A commission with NEON in collaboration with Jen Southern and Wellcome Centre for Anti-Infectives Research at Dundee University. PARA-SITE-SEEING is a digital artwork launched in Dundee and online in November 2018, as part of NEoN Digital Arts Festival under its theme of lifespans. Considering the lifespan of the parasite that causes Leishmaniasis, the work takes a playful approach to how the sand fly transmits the parasite, and how the parasite transforms itself to live in different hosts – both animal and human.
Avoiding excessive anthropomorphism was a challenge but in the end it went down that route! Considering the potential audience this seemed the best route. Seeing the world through the perspective of travelling Leishmania was the goal. Several travel themes were developed relating to history, the lab, the insect vector and the human. Sand_flyer instagram, was done in my lab, the journey of Leishmania through my lab as it came out of cryopreservation, into culture then prepared to be suspended in blood in a membrane feeder and fed on by sandflies. I wrote the hashtags to accompany the insta. Leishmania.we was also a storyline I developed around the travels of Leishmania in the wild. I used some video that I took in Teresina NE Brazil during a sandfly collecting visit a few years ago. I also made some video in the Tuscan countryside this year using a close up lens attached to my iPhone. There happened to be sand flies in the rental villa, so it was thoroughly authentic.
@LDBob72 is the name of a strain of Leishmania, we developed a twitter account from the perspective of a Leishmania parasite searching for their ancestors. I found this activity quite eye opening and it did change my own perspective to a certain extent. I could see the progress that we have made over the past 100 years in working with these parasites in the lab. Being able to cryostore them as a routine and grow them in liquid culture is something we take for granted but when first done would have been a real breakthrough! Chatting to people as a parasite is actually quite difficult. It also made me think doubt how dominant humans are on this planet with zero tolerance towards something like a Leishmania parasite.

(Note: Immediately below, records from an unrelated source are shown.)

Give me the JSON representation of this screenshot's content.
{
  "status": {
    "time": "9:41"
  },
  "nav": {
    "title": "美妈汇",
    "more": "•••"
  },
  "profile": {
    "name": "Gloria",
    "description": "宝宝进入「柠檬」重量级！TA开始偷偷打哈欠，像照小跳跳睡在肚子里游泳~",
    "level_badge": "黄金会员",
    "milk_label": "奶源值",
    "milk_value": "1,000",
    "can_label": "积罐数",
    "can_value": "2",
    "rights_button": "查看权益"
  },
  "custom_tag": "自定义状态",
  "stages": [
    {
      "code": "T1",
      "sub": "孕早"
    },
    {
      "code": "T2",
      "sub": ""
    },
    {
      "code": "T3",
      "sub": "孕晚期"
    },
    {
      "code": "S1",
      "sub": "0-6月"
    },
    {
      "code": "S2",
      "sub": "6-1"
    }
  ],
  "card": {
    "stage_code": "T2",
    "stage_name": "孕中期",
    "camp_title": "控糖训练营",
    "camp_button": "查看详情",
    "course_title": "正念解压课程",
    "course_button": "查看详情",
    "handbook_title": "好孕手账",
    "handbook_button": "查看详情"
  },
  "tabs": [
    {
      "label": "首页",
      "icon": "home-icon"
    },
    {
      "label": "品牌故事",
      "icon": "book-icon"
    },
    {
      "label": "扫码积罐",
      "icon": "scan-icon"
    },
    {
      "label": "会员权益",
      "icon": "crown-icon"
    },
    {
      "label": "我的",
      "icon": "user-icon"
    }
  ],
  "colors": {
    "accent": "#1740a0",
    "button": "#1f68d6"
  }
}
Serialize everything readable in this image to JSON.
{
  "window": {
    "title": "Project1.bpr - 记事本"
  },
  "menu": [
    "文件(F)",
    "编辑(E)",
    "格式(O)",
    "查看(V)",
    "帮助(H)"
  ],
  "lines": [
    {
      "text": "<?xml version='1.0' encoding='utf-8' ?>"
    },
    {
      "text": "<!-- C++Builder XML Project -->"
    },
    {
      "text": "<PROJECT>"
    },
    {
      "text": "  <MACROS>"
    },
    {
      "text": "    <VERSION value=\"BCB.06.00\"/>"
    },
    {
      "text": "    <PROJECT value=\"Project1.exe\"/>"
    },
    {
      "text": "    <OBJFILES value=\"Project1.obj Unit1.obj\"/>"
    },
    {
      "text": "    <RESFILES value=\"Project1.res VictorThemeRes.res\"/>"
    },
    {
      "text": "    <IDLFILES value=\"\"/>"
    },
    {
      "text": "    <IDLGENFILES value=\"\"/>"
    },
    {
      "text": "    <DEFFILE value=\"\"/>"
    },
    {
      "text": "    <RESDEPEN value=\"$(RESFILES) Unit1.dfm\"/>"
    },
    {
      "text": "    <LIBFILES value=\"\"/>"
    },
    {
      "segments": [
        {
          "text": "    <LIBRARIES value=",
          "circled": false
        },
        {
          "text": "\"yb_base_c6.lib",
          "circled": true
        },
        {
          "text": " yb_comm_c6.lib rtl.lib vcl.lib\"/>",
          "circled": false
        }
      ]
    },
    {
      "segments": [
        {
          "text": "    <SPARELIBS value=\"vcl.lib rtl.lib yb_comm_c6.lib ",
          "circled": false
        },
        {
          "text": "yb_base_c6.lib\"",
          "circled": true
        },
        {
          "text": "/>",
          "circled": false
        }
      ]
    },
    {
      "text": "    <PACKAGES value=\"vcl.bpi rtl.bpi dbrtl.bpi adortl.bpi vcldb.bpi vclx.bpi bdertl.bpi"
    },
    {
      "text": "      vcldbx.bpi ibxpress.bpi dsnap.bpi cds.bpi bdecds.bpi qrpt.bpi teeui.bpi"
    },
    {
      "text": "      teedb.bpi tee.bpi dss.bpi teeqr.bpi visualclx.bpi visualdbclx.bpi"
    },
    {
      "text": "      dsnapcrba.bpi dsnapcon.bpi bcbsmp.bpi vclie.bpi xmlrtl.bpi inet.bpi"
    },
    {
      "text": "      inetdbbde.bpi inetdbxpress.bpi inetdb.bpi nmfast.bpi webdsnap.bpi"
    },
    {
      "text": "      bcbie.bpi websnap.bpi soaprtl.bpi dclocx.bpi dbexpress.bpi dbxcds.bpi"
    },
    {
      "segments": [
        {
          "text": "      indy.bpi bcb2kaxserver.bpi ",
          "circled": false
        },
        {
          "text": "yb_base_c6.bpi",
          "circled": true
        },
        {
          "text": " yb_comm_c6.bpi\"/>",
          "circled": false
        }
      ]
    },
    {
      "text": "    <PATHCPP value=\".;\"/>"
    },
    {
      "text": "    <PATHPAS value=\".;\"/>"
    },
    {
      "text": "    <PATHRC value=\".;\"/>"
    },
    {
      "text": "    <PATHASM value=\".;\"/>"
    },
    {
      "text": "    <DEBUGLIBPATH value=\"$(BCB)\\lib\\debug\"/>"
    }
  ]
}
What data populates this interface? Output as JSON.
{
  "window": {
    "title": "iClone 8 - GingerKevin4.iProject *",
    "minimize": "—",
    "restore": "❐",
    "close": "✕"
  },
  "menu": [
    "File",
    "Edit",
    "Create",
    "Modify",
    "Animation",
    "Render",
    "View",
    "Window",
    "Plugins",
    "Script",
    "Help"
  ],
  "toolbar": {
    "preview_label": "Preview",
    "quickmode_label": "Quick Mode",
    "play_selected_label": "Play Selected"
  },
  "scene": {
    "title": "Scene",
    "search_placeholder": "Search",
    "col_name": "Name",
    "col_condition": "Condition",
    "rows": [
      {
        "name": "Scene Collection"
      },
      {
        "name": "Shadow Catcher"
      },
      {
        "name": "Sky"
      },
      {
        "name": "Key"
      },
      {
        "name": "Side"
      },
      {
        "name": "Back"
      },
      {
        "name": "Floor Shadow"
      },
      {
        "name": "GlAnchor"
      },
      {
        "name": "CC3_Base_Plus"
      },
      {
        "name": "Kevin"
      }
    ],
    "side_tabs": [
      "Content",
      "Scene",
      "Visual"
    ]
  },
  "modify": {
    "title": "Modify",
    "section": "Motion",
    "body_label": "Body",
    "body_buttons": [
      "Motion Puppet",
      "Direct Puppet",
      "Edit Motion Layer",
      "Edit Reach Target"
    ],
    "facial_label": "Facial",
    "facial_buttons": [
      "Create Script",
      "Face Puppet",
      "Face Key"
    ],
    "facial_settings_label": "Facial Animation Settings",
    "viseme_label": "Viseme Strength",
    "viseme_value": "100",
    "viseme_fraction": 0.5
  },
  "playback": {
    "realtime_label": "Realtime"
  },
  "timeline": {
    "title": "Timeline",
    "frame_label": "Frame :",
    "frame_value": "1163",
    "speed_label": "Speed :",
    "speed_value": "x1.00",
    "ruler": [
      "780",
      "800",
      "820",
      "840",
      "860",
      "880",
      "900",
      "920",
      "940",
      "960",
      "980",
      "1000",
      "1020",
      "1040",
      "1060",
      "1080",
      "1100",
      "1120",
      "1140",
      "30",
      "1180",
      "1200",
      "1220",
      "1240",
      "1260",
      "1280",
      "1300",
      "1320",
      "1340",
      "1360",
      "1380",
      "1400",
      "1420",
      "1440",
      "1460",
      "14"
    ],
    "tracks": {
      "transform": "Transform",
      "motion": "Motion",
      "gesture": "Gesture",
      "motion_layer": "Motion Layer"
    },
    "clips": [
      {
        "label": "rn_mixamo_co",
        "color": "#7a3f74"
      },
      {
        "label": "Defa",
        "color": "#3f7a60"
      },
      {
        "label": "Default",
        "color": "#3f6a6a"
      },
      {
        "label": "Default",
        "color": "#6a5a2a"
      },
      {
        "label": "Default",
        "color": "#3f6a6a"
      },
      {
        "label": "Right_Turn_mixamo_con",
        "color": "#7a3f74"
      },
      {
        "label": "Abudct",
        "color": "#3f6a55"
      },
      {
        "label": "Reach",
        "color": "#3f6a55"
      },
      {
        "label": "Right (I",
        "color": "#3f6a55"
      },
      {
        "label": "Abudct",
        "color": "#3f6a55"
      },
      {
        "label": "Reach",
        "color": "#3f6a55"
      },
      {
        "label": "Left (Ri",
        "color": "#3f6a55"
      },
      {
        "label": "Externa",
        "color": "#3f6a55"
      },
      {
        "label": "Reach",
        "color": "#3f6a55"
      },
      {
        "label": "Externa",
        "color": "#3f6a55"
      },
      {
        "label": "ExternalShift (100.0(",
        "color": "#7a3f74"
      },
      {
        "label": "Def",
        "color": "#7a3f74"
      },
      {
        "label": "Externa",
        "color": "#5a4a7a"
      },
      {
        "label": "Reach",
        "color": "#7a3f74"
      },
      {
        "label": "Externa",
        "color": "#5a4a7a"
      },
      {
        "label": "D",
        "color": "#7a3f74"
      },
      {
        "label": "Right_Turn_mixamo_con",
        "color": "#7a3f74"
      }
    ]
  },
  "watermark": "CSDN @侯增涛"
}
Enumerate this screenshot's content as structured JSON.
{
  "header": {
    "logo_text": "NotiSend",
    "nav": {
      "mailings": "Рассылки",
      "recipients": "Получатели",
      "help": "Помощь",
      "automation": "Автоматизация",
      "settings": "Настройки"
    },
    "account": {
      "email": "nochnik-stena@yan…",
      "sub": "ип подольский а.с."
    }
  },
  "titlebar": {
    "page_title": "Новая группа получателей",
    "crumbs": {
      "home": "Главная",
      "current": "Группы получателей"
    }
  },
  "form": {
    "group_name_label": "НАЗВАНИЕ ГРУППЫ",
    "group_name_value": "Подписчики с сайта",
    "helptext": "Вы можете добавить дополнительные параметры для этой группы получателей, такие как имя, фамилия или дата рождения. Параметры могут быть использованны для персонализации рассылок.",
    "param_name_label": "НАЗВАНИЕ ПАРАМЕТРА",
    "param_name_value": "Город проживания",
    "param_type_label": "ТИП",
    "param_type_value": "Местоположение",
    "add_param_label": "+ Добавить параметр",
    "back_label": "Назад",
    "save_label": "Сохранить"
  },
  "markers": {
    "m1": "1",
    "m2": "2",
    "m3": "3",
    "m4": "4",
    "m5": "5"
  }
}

On the other hand its interesting to see scientists attitude towards the parasite that they are trying to kill; they are actually very fond of their parasites.